----- RECORDS PROVIDED -----

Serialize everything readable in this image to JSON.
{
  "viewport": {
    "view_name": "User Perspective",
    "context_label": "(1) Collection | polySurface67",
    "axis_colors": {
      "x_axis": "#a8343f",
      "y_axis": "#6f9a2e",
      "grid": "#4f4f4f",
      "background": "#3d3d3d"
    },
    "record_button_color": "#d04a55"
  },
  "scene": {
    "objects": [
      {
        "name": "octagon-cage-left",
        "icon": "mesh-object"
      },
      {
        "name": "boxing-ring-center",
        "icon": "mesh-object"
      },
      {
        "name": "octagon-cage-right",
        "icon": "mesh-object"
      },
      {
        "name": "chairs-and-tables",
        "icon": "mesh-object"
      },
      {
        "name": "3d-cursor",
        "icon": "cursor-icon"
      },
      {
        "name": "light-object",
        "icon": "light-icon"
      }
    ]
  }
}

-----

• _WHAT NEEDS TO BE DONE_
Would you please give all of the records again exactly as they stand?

• _SOLUTION FOR THIS TASK_
Serialize everything readable in this image to JSON.
{
  "viewport": {
    "view_name": "User Perspective",
    "context_label": "(1) Collection | polySurface67",
    "axis_colors": {
      "x_axis": "#a8343f",
      "y_axis": "#6f9a2e",
      "grid": "#4f4f4f",
      "background": "#3d3d3d"
    },
    "record_button_color": "#d04a55"
  },
  "scene": {
    "objects": [
      {
        "name": "octagon-cage-left",
        "icon": "mesh-object"
      },
      {
        "name": "boxing-ring-center",
        "icon": "mesh-object"
      },
      {
        "name": "octagon-cage-right",
        "icon": "mesh-object"
      },
      {
        "name": "chairs-and-tables",
        "icon": "mesh-object"
      },
      {
        "name": "3d-cursor",
        "icon": "cursor-icon"
      },
      {
        "name": "light-object",
        "icon": "light-icon"
      }
    ]
  }
}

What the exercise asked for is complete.